Pub Date: Jan. 16, 2006

ISBN: 0374500010

Page Count: 120

Publisher: Hill & Wang

Review Posted Online: Oct. 7, 2011

Kirkus Reviews Issue: Jan. 15, 2006

Did you like this book?

No Comments Yet

Bibliophiles will love this fact-filled, bookish journey.


An engaging, casual history of librarians and libraries and a famous one that burned down.

In her latest, New Yorker staff writer Orlean (Rin Tin Tin: The Life and the Legend, 2011, etc.) seeks to “tell about a place I love that doesn’t belong to me but feels like it is mine.” It’s the story of the Los Angeles Public Library, poet Charles Bukowski’s “wondrous place,” and what happened to it on April 29, 1986: It burned down. The fire raged “for more than seven hours and reached temperatures of 2000 degrees…more than one million books were burned or damaged.” Though nobody was killed, 22 people were injured, and it took more than 3 million gallons of water to put it out. One of the firefighters on the scene said, “We thought we were looking at the bowels of hell….It was surreal.” Besides telling the story of the historic library and its destruction, the author recounts the intense arson investigation and provides an in-depth biography of the troubled young man who was arrested for starting it, actor Harry Peak. Orlean reminds us that library fires have been around since the Library of Alexandria; during World War II, “the Nazis alone destroyed an estimated hundred million books.” She continues, “destroying a culture’s books is sentencing it to something worse than death: It is sentencing it to seem as if it never happened.” The author also examines the library’s important role in the city since 1872 and the construction of the historic Goodhue Building in 1926. Orlean visited the current library and talked to many of the librarians, learning about their jobs and responsibilities, how libraries were a “solace in the Depression,” and the ongoing problems librarians face dealing with the homeless. The author speculates about Peak’s guilt but remains “confounded.” Maybe it was just an accident after all.

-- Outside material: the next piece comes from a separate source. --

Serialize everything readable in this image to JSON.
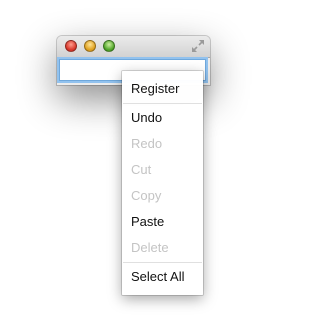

Bibliophiles will love this fact-filled, bookish journey.

Pub Date: Oct. 16, 2018

ISBN: 978-1-4767-4018-8

Page Count: 336

Publisher: Simon & Schuster

Review Posted Online: July 2, 2018

Kirkus Reviews Issue: July 15, 2018

Did you like this book?

No Comments Yet